Hard X-rays (HXRs) provide a key diagnostic for energy release during a solar flare, as HXRs are emitted from flare-accelerated electrons and strongly heated flare plasma. In the case of a solar eruptive event, a flare is associated with the eruption of a coronal mass ejection (CME); though it is largely understood that reconnection is important for the eventual release of the CME, the triggering mechanism for the eruption and its relationship to flare energy release remains under debate. In this study, we leverage the optimal viewing geometry of the Solar TErrestrial RElations Observatory (STEREO) relative to the Solar Dynamics Observatory (SDO) and the Reuven Ramaty High-Energy Solar Spectroscopic Imager (RHESSI) during 2010-2013 to provide simultaneous measurements of CME evolution, magnetic reconnection, and flare energy release for 12 solar eruptive events.
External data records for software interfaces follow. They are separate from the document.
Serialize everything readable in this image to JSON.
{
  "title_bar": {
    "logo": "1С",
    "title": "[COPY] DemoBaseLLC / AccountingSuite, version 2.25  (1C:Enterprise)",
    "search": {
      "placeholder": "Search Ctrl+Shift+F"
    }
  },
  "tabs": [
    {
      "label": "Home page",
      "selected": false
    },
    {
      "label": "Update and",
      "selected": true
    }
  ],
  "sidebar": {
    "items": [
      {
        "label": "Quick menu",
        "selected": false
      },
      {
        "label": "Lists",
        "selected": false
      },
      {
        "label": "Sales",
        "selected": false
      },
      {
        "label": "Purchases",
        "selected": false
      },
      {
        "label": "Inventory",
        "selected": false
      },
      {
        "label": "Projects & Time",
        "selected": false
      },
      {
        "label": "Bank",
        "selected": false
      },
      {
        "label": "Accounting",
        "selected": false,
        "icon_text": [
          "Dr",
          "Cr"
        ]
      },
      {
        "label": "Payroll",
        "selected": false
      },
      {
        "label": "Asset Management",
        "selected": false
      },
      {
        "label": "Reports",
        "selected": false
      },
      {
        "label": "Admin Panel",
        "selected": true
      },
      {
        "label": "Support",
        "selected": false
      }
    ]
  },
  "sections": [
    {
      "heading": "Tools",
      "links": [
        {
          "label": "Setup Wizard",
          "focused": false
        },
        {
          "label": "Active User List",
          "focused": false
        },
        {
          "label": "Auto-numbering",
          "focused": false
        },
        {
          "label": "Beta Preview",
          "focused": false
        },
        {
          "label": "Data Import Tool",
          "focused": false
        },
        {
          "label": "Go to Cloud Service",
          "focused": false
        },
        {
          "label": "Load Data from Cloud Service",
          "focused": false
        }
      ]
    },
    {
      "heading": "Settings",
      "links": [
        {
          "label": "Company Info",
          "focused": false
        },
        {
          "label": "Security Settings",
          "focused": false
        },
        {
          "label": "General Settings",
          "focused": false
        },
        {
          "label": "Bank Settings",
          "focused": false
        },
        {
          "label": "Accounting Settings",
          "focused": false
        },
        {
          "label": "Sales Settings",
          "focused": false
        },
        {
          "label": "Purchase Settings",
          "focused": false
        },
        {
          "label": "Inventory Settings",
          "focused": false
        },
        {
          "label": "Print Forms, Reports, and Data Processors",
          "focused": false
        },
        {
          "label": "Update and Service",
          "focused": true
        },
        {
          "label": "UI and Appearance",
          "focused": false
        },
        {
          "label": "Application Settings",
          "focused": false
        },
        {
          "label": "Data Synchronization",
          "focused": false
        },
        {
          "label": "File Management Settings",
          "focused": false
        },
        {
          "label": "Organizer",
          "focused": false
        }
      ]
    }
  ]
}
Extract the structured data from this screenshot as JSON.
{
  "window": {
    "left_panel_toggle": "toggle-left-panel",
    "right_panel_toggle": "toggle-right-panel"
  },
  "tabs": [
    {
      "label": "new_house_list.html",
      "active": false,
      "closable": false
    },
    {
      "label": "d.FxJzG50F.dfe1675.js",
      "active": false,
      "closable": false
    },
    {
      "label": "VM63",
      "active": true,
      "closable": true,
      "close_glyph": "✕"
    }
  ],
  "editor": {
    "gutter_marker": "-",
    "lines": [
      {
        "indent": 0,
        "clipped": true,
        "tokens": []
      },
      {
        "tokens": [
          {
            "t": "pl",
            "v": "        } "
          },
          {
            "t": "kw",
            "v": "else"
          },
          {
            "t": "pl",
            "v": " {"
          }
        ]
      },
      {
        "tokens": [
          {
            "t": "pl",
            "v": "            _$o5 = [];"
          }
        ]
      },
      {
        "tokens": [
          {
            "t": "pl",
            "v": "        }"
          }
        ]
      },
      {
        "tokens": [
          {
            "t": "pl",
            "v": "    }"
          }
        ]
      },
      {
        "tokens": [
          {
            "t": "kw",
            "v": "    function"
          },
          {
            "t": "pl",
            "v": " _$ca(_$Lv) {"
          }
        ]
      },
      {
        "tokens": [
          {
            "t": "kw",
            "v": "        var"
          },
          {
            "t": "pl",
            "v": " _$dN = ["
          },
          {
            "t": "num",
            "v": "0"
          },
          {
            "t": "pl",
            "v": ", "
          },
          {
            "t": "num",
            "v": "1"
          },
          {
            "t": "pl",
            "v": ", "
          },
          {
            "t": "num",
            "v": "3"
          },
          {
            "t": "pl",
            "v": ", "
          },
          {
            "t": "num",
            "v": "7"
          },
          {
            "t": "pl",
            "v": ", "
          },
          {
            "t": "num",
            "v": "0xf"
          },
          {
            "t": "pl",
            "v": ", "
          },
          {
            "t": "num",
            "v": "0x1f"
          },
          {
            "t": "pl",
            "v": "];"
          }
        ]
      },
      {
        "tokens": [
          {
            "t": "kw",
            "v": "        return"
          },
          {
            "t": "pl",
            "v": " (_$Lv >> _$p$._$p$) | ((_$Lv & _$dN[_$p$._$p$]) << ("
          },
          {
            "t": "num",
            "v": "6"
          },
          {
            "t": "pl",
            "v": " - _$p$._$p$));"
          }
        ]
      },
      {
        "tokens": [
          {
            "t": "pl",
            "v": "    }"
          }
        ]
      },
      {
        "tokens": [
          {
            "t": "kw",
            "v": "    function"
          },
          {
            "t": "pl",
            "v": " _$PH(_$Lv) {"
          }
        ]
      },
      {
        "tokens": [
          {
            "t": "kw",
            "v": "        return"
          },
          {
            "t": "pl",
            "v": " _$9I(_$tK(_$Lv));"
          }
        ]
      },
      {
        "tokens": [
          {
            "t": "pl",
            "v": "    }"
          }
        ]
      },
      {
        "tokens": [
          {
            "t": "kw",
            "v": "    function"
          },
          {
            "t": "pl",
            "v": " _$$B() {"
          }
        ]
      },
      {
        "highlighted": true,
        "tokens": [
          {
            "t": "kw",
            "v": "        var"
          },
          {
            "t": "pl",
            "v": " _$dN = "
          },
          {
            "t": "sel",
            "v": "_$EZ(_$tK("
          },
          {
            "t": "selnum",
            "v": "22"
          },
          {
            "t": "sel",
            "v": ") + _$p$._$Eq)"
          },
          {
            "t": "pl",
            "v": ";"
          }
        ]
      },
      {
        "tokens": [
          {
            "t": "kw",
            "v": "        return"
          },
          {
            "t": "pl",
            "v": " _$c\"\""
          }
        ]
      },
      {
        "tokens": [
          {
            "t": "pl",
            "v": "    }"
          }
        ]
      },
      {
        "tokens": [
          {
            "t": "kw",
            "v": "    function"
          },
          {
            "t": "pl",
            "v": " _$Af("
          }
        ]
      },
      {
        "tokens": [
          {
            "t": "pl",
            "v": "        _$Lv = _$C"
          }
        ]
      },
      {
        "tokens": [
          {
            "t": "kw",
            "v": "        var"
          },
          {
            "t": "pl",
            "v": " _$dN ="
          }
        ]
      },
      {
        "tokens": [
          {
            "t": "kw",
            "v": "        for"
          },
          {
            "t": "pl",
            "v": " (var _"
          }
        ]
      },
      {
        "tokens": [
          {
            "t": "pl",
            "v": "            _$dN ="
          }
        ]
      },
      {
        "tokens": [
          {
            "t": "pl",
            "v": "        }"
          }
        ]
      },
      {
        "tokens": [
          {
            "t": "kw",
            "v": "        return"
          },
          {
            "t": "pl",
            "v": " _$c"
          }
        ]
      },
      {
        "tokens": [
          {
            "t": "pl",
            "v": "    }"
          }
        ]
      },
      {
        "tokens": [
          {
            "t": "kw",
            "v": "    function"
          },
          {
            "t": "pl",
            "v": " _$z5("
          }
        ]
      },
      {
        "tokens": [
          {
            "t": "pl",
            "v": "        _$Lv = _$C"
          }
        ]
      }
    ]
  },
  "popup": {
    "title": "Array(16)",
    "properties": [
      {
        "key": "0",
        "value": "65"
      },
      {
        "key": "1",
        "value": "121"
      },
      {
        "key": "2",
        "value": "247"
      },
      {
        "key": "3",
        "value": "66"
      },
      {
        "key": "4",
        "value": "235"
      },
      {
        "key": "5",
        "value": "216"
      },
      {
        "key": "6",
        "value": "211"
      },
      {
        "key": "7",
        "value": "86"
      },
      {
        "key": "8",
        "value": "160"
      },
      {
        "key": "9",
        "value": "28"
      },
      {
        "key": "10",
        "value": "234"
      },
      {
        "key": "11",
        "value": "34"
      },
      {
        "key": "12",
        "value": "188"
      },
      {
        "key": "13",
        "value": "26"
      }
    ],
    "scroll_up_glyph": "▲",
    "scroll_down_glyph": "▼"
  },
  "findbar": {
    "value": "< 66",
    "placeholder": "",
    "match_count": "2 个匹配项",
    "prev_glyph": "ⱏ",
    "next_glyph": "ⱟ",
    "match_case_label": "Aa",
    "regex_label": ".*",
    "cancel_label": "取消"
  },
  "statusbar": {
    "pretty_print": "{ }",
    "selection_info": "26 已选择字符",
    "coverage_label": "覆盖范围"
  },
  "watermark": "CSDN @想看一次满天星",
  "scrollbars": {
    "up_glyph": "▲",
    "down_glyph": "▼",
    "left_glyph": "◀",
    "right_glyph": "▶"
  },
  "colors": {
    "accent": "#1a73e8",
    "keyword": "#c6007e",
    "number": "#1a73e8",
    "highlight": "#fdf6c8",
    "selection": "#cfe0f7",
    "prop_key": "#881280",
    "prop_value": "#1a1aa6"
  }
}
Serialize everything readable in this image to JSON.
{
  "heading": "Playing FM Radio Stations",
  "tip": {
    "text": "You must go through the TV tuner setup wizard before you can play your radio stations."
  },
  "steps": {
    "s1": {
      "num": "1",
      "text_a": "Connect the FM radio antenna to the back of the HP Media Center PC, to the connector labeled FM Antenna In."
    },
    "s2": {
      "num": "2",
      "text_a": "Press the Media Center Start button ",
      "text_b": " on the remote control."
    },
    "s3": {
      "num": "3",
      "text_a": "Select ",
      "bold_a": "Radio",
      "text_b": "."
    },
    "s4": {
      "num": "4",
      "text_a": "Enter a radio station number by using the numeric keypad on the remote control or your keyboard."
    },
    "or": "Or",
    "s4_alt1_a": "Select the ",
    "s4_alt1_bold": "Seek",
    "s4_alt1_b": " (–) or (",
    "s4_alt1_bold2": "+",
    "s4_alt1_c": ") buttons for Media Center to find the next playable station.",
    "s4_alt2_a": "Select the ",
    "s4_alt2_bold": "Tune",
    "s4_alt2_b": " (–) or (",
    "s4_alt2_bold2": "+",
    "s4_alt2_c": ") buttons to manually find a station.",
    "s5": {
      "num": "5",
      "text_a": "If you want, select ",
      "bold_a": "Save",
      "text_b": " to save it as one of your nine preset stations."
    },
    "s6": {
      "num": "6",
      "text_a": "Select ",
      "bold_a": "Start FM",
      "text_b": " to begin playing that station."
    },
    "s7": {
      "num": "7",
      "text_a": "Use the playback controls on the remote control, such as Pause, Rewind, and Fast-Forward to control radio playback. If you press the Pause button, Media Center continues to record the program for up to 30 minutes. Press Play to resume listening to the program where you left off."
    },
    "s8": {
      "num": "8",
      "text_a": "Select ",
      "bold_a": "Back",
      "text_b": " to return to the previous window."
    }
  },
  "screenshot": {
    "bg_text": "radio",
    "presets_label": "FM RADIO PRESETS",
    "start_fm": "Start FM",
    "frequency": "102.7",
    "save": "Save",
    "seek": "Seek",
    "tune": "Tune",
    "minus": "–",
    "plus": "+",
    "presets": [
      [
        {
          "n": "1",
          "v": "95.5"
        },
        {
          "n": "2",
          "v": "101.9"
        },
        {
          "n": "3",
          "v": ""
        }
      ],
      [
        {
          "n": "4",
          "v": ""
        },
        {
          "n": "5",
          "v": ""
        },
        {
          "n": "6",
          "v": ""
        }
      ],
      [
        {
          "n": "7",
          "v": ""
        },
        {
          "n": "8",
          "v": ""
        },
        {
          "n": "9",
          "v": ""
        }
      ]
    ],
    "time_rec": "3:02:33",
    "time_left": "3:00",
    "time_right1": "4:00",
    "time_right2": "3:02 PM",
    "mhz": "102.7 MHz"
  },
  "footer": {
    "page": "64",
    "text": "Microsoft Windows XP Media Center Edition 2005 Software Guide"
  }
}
We analyze the relative timing of these phenomena, focusing on event onset and fast-varying features, or “bursts,” in the time profiles to improve our understanding of particle acceleration mechanisms and the connections between flare and CME energization. The studied events fall into two categories: events with a single dominant HXR burst and events with a train of multiple HXR bursts. Through this work, we find that events with multiple HXR bursts, indicative of intermittent reconnection and/or particle acceleration, correspond with faster CMEs. We additionally note that this study has identified two events with rarely-studied RHESSI HXR flares occurring outside of active regions, which can provide further insight on how the magnetic configuration affects the evolution of eruptive events.